Avoiding Commoditization in a Social World

Some would have everyone believe that social networking has completely eliminated the ability to frame the discussion about your destination. Positioning, as it were, is no longer necessary because, with the consumer in control, it doesn’t matter what you say or who you say it to anymore — no one is paying attention.

We are a social network of storytellers.

From the beginning of time, information has been passed mouth to ear, generation to generation through the fine art of storytelling. Most stories worth paying attention to have a point, a moral or lesson, a reason beyond just being. Your personal stories, and those about your destination, are no different.

Imagine, for a moment, that you have moved to a new town and joined the chamber of commerce. Or a new trade or industry association. Or taken on a new job. You attend your first meeting and the host asks you to step up in front of the audience and tell everyone a little about yourself. What do you say that will make others in the room the least bit interested in getting to know you better?

Will you talk about why you joined and came to the meeting? Do you have a story, core values, a mission or goal in life? Do you tell them about your career and company, your family, personal interests, hobbies and your favorite pet? Or do you just stand there, fumbling for the words?

If you’re smart, you’ve taken the time to think about what you’re going to say before you get put in the spotlight. It helps you to differentiate yourself from the rest of the people in the room (beyond the nice tie or pumps you picked out for the event) and gives everyone clear expectations of the value you bring to the table.

As they get to know you better, and you them, their experiences with you help to shape their perceptions of your character. How well you listen and show genuine interest in their points of view. Your actions and how well they align with how you talk about yourself. Do they talk about you to others the way you intended? Are they complimentary about what you bring to the table? Or do they dismiss you, or worse, talk poorly about you behind your back?

The same social rules go for your destination.

Positioning helps you to determine your core messages, which stories help to communicate them, and which are irrelevant, likely to be misinterpreted or best kept to yourself. If you listen to your customers and prospects and relate to them in their terms, they respond positively. If you live up to your promises, you make friends. If you make your destination relevant to their human condition, you gain advocates.
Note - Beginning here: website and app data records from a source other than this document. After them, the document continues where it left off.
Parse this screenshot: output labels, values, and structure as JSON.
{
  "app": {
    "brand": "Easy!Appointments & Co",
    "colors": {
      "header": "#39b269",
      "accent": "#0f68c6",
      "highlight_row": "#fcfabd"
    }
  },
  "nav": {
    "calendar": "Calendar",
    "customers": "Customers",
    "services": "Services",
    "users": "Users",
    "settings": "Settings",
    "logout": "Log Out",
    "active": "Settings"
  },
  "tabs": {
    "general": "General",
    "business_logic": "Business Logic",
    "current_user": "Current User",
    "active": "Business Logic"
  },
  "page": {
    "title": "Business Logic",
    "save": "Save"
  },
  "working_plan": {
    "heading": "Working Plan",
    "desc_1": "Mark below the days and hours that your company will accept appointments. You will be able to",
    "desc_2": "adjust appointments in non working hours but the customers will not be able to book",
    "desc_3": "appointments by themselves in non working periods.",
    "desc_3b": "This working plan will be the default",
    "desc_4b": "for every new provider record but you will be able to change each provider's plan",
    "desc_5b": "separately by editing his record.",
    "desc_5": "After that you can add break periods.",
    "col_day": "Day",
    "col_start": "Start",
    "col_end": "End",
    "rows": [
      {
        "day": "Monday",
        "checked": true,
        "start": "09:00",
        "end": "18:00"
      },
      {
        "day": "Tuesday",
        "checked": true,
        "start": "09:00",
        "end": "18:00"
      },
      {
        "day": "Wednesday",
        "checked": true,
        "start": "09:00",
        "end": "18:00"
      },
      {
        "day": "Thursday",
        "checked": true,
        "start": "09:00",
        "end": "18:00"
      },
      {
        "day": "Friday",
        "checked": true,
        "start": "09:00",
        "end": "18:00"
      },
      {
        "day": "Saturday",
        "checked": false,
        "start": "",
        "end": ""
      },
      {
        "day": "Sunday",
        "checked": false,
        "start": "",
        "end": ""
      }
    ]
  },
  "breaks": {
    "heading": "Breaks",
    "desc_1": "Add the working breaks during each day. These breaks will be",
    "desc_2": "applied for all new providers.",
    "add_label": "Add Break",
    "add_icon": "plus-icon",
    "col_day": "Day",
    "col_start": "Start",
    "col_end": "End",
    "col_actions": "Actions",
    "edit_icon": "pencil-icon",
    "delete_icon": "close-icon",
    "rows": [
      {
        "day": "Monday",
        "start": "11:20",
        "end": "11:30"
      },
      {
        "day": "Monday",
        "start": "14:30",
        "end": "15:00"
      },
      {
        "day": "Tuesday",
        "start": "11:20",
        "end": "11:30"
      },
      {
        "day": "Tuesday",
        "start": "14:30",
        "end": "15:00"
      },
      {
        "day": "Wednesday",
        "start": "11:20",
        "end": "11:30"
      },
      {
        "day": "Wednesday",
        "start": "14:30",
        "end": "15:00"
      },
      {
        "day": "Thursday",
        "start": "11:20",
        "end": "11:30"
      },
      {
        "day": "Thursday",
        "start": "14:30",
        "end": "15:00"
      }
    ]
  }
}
If you fail to set realistic expectations, promise something you can’t deliver, or succeed at attracting a customer that will never be happy with what your brand has to offer, you will lose.